[The data]:
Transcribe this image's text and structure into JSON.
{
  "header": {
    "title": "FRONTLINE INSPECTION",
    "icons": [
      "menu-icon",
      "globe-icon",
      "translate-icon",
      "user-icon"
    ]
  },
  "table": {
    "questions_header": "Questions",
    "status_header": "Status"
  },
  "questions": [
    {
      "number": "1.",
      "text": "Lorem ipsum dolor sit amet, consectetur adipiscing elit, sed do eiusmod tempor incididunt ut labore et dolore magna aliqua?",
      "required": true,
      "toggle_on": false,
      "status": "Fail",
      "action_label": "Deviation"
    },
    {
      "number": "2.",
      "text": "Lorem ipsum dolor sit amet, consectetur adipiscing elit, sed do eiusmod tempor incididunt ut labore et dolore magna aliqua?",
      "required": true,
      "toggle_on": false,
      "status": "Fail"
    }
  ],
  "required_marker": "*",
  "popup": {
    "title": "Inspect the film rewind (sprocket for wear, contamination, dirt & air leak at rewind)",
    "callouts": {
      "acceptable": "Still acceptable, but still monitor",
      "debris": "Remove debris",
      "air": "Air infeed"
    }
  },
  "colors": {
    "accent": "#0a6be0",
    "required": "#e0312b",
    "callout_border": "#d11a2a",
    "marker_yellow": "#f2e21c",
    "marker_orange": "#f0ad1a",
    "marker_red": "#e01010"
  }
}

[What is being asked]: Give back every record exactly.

[Answer below]:
Transcribe this image's text and structure into JSON.
{
  "header": {
    "title": "FRONTLINE INSPECTION",
    "icons": [
      "menu-icon",
      "globe-icon",
      "translate-icon",
      "user-icon"
    ]
  },
  "table": {
    "questions_header": "Questions",
    "status_header": "Status"
  },
  "questions": [
    {
      "number": "1.",
      "text": "Lorem ipsum dolor sit amet, consectetur adipiscing elit, sed do eiusmod tempor incididunt ut labore et dolore magna aliqua?",
      "required": true,
      "toggle_on": false,
      "status": "Fail",
      "action_label": "Deviation"
    },
    {
      "number": "2.",
      "text": "Lorem ipsum dolor sit amet, consectetur adipiscing elit, sed do eiusmod tempor incididunt ut labore et dolore magna aliqua?",
      "required": true,
      "toggle_on": false,
      "status": "Fail"
    }
  ],
  "required_marker": "*",
  "popup": {
    "title": "Inspect the film rewind (sprocket for wear, contamination, dirt & air leak at rewind)",
    "callouts": {
      "acceptable": "Still acceptable, but still monitor",
      "debris": "Remove debris",
      "air": "Air infeed"
    }
  },
  "colors": {
    "accent": "#0a6be0",
    "required": "#e0312b",
    "callout_border": "#d11a2a",
    "marker_yellow": "#f2e21c",
    "marker_orange": "#f0ad1a",
    "marker_red": "#e01010"
  }
}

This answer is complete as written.